Steve Jobs insisted that every item on a meeting agenda have a designated person responsible for that task and any follow-up work that happened. He called that person the DRI—the Directly Responsible Individual. He knew the public accountability would ensure that a project or task would actually get done, and he wanted to set clear, organized instructions for his team to follow.
It sounds simple enough, and yet the majority of managers and leaders completely fail to do this. We’ve all left meetings feeling good about what we discussed only to later wonder why so little happened as a result. Where did the momentum go?
There are a number of reasons why the productive conversations in a meeting seemingly go nowhere. Attendees are often immediately running to another meeting where their attention shifts to a new set of issues. Or people leave the meeting without clarity about what was agreed upon.

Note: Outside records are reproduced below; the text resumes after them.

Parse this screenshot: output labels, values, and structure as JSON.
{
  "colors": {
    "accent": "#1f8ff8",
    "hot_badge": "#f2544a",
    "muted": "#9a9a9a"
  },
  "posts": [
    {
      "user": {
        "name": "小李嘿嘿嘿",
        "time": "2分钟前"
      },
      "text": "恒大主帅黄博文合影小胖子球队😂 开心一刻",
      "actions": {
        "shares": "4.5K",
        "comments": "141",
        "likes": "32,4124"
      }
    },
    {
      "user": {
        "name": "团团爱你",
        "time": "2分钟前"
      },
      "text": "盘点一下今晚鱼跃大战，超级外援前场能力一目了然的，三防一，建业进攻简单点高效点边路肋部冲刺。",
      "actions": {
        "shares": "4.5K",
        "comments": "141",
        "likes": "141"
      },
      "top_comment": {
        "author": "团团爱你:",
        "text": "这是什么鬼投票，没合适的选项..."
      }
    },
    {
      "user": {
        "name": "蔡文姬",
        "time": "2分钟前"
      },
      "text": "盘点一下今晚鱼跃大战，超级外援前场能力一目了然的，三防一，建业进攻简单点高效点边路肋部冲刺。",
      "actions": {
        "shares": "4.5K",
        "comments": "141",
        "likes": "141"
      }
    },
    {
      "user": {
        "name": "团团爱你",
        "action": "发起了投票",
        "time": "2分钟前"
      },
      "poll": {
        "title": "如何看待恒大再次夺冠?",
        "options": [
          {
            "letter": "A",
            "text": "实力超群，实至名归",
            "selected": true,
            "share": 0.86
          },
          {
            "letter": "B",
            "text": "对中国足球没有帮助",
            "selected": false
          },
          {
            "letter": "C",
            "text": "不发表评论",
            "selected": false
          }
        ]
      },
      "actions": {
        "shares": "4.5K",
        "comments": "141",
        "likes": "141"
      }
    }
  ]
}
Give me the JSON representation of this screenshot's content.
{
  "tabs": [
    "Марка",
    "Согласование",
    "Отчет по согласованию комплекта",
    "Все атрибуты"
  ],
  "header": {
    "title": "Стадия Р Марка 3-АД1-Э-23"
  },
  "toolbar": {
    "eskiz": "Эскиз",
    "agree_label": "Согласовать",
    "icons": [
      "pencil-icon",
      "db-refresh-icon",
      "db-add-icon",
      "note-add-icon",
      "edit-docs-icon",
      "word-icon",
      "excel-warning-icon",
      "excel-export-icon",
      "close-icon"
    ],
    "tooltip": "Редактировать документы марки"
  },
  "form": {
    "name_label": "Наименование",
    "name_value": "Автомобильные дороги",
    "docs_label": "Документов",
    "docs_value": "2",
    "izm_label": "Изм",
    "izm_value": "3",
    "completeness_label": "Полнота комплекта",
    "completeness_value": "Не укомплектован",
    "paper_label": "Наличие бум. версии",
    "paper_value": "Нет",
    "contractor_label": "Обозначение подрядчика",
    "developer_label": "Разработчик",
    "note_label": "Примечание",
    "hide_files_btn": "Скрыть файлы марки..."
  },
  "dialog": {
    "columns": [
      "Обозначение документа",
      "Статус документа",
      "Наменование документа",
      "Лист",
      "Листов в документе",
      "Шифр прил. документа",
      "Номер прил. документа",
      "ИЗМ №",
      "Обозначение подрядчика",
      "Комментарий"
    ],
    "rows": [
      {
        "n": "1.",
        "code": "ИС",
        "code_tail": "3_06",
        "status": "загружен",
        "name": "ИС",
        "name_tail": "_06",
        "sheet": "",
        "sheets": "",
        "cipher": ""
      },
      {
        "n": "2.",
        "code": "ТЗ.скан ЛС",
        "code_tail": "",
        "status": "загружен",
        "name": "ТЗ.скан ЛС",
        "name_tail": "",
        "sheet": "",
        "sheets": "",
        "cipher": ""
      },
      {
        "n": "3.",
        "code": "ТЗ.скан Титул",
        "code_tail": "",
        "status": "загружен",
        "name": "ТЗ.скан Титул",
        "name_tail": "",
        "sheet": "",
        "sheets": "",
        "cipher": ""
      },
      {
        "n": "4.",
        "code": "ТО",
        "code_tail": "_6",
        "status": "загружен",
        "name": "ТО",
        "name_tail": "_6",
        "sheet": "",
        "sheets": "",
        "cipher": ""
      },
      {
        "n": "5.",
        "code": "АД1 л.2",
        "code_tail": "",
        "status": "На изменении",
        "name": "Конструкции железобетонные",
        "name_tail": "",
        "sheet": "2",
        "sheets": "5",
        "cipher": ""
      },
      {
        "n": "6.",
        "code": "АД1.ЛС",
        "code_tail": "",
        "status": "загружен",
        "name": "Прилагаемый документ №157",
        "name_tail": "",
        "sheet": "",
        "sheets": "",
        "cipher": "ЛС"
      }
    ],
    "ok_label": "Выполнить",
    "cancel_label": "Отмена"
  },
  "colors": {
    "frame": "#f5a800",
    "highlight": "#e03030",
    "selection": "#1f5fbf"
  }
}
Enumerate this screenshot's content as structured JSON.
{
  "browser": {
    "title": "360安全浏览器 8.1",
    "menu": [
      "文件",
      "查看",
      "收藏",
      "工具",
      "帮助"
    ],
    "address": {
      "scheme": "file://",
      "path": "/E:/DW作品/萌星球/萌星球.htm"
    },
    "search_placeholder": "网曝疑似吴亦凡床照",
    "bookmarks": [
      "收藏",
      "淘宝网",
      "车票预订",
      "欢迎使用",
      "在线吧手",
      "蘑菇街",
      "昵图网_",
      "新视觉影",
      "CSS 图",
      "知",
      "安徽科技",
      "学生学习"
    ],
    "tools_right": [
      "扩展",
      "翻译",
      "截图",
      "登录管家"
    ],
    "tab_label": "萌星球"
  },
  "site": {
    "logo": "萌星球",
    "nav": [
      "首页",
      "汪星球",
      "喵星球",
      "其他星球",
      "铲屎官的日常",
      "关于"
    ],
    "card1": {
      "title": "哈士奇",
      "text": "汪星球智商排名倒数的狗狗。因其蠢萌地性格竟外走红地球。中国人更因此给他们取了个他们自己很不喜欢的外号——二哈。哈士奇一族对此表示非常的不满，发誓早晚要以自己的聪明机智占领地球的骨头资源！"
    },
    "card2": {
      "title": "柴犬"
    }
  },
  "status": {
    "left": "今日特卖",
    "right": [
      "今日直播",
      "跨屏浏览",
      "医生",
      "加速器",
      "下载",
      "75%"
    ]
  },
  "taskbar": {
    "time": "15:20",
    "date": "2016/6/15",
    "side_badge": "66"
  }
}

To make sure productivity doesn’t slow after you walk out of the room, do two things after and in between meetings: Quickly send out clear and concise meeting notes and follow up on the commitments made. Read more